Dataset rows describing interfaces
◆ ◆ ◆ ◆

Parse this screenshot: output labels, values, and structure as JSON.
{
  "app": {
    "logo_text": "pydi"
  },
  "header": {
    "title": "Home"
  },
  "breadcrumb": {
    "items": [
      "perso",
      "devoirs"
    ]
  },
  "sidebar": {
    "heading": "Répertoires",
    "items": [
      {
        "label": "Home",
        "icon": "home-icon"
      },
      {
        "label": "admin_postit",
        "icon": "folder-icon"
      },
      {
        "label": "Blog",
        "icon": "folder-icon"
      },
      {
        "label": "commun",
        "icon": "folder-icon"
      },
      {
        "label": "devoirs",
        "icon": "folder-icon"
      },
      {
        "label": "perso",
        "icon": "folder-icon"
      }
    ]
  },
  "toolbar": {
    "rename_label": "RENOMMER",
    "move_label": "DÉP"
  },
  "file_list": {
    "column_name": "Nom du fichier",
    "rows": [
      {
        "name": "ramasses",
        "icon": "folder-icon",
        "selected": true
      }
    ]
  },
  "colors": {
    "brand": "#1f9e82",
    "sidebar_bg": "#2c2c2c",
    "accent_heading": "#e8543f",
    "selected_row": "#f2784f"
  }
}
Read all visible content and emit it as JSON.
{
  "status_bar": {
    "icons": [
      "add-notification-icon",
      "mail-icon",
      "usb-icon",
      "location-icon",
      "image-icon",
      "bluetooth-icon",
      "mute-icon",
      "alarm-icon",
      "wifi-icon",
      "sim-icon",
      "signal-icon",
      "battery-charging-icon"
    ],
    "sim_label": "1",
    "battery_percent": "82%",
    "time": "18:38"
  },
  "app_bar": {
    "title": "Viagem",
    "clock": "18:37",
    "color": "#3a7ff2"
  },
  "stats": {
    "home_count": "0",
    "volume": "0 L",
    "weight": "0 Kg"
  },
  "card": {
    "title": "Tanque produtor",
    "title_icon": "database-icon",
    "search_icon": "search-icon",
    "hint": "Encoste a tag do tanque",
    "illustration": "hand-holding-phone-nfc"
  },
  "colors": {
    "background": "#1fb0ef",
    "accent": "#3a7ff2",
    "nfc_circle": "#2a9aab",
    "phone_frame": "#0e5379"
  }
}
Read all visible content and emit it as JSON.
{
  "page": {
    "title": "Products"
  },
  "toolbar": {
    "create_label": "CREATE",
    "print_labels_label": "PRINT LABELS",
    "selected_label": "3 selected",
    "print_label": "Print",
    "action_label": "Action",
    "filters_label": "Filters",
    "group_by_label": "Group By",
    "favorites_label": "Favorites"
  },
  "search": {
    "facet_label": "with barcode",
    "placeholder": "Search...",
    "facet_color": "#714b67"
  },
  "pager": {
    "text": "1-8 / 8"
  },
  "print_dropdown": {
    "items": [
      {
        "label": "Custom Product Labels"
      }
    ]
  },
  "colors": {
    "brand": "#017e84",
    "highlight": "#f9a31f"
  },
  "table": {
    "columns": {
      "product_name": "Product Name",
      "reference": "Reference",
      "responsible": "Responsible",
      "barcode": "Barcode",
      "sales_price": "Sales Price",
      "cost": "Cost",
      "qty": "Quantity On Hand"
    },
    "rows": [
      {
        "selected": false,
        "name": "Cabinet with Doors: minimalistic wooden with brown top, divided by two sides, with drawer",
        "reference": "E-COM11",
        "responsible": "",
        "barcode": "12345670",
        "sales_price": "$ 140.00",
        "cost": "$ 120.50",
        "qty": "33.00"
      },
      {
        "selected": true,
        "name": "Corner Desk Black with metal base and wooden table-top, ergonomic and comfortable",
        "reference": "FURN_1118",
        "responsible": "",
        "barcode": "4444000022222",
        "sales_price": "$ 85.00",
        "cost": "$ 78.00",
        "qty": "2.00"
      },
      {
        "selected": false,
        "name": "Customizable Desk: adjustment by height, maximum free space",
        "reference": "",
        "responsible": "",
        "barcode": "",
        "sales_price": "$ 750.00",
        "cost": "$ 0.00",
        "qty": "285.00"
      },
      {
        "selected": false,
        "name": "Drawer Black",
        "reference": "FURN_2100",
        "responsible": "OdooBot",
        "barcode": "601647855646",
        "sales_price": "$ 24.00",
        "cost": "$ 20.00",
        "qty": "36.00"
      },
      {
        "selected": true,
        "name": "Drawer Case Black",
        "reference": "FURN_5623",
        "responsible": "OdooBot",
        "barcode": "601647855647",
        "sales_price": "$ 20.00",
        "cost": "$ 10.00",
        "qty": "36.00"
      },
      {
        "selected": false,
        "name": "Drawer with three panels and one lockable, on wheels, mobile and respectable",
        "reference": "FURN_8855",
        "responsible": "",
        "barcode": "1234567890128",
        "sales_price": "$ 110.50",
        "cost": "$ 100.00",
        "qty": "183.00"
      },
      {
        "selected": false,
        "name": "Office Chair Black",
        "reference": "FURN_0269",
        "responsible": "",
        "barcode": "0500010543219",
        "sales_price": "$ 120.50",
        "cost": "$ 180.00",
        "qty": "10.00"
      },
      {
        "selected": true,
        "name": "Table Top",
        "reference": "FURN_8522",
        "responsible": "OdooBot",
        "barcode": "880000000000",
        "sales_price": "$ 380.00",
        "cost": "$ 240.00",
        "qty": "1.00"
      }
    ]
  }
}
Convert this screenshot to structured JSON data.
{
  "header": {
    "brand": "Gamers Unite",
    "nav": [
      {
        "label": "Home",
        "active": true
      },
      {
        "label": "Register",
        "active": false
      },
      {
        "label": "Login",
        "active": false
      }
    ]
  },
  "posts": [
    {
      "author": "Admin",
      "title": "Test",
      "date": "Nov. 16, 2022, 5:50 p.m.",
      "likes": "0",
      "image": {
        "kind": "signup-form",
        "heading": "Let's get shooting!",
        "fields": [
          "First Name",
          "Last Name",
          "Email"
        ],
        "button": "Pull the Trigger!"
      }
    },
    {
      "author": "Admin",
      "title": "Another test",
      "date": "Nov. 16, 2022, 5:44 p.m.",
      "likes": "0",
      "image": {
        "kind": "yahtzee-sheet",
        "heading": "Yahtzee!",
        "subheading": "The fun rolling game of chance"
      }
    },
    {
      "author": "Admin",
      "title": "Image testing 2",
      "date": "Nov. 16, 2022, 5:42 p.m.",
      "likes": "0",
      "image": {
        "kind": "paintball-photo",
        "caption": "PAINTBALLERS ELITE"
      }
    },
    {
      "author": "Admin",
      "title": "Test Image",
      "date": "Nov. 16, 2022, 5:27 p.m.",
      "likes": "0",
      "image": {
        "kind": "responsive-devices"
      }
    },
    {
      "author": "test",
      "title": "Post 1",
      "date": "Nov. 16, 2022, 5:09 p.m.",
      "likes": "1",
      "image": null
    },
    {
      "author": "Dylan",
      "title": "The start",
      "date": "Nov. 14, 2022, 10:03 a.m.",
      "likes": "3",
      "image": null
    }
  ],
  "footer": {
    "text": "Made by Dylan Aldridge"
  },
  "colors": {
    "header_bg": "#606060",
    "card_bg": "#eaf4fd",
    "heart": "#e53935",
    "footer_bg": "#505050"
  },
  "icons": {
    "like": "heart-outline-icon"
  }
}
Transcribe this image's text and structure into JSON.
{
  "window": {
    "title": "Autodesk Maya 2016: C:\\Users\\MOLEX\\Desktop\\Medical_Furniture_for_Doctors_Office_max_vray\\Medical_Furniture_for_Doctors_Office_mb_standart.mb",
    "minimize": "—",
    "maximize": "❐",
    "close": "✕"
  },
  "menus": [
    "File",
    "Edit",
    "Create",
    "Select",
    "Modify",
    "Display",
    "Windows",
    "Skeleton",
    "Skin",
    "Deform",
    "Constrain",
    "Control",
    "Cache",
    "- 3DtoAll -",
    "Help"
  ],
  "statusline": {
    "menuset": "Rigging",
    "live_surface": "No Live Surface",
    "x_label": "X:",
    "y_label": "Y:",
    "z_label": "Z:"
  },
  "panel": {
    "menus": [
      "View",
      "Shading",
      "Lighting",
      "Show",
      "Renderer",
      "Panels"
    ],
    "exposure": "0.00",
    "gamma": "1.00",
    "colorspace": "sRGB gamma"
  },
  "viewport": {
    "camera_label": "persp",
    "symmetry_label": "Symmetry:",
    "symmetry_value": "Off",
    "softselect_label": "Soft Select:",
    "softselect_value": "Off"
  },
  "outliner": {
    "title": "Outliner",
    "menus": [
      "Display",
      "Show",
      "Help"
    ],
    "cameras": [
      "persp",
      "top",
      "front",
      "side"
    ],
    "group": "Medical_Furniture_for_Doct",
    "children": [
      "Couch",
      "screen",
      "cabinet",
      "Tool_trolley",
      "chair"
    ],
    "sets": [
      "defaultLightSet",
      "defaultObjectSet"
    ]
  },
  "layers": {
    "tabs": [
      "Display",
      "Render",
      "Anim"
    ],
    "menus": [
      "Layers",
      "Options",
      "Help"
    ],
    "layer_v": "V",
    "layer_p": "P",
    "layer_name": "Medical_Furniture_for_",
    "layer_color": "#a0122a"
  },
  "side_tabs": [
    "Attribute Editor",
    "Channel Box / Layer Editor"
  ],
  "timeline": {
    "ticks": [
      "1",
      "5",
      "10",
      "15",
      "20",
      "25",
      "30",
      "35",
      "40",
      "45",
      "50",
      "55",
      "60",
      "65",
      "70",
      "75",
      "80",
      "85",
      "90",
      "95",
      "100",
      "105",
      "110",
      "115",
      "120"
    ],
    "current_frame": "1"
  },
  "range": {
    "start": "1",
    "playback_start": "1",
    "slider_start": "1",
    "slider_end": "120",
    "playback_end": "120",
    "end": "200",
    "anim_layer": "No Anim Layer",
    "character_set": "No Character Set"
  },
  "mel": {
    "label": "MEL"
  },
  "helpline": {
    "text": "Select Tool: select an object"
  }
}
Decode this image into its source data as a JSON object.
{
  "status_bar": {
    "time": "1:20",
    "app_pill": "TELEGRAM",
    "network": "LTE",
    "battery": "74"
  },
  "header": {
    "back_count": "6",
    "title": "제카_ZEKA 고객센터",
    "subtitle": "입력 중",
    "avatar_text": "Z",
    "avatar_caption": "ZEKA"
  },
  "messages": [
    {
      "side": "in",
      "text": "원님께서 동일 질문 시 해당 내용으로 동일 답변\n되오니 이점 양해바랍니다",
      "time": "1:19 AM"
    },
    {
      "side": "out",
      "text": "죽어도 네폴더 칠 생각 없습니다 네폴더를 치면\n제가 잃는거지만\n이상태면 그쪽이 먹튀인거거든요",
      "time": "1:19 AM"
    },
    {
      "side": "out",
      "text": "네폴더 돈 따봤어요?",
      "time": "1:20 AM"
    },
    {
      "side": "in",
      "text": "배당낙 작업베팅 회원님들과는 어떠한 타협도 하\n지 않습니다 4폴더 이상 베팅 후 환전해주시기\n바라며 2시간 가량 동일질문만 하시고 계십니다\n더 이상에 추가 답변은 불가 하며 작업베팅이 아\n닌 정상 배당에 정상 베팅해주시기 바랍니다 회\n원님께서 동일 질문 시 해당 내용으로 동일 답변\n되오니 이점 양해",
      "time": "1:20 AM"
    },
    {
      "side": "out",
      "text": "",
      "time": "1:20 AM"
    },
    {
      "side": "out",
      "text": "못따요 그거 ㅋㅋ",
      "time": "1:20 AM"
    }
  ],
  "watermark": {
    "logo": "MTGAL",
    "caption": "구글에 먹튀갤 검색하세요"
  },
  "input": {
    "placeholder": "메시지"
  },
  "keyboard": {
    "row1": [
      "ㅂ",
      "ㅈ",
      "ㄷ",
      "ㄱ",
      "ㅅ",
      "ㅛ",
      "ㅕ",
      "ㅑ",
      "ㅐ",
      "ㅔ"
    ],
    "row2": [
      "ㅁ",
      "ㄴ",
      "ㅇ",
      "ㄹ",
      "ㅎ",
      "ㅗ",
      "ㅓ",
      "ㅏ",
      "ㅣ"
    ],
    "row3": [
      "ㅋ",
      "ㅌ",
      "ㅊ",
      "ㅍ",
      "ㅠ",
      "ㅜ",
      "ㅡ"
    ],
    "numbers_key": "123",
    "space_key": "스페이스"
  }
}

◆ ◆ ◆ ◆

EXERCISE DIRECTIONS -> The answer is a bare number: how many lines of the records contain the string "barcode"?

ANSWER SECTION -> 10